It is believed the action was taken after the grave was “desecrated” by conspiracy theorists and campaigners who believe the scientist did not commit suicide but was murdered
The grave of David Kelly, the Iraq WMD inspector, has been dug up and the body removed by his family after a placard was placed by it and threats to exhume his remains were made.
Police confirmed his remains have been moved from a churchyard near his home and the headstone taken down, according to a report from UK newspaper The Sun.
A source told the paper: “It was removed in secret. One day his headstone was there. The next it was gone and the plot had been dug up and then covered in fresh turf.”

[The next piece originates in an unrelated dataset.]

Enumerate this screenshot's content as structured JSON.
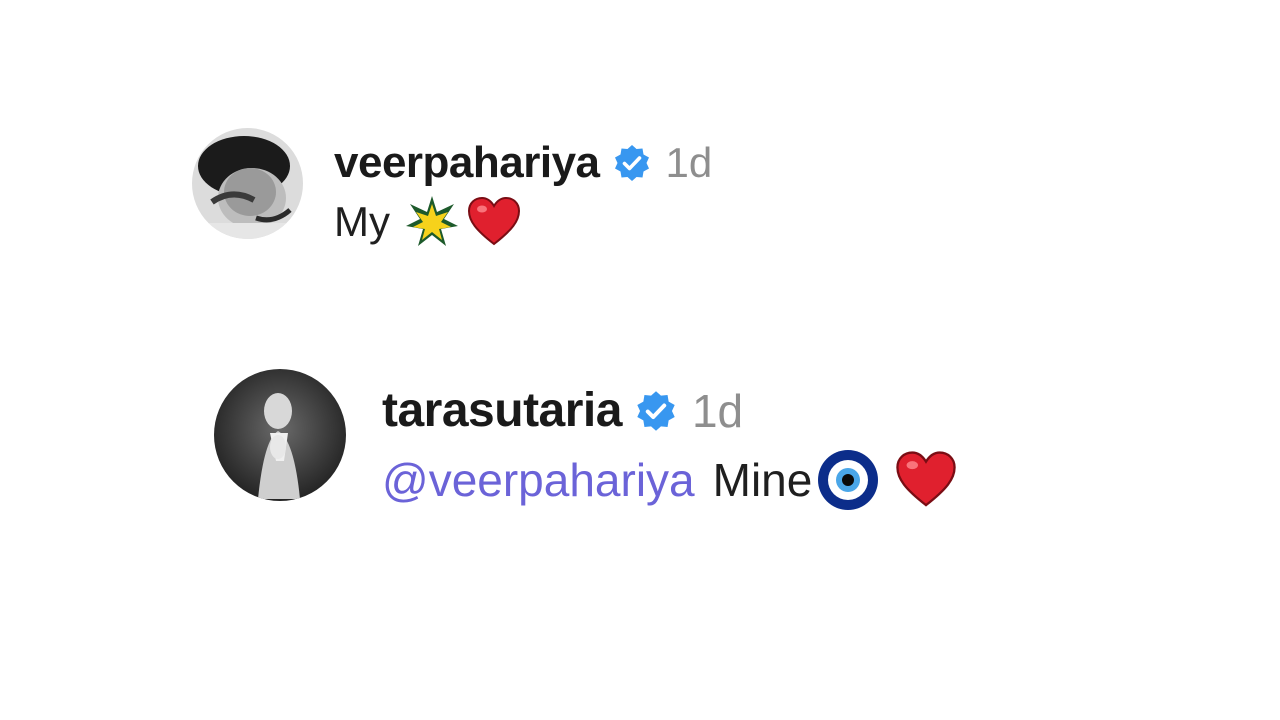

It is believed the action was taken after the grave was “desecrated” by conspiracy theorists and campaigners who believe the scientist did not commit suicide.
The body was moved elsewhere and is understood to have been cremated.
Kelly died in 2003 aged 53 after he was exposed as the source of a BBC report that an official dossier on Saddam Hussein and Iraq’s weapons of mass destruction had been “sexed up”.
Although his death led to the Hutton inquiry which found he had committed suicide, an inquest has never been held.
British newspaper The Sunday Times reports that the Justice for Kelly group placed a placard next to Kelly’s grave which called for an inquest to be held. They had left notes on the grave and held vigils in the past.
Gerrard Jonas, of Justice for Kelly, told the paper: “Dr Kelly’s body was . . . removed in the last week of July, headstone and all. They dug it up overnight. It was all done in haste. What looked like pieces of the coffin were left behind, he said. Jonas, who lives nearby, continued: “We have been at this for 4½ years. We did put placards, one placard, asking for a coroner’s inquest. There has been no desecration. About three years ago Mrs Kelly sent the police round to me one Saturday night. They started questioning me.”
Kelly was found dead near after swallowing tablets and self-harming. Some have questioned whether the cuts could have caused enough blood loss to be fatal.
However, the pathologist’s report said there was a lot of blood, the wounds were “typical of self-inflicted injury” and there was no evidence of foul play.
Updated: October 29, 2017 09:45 AM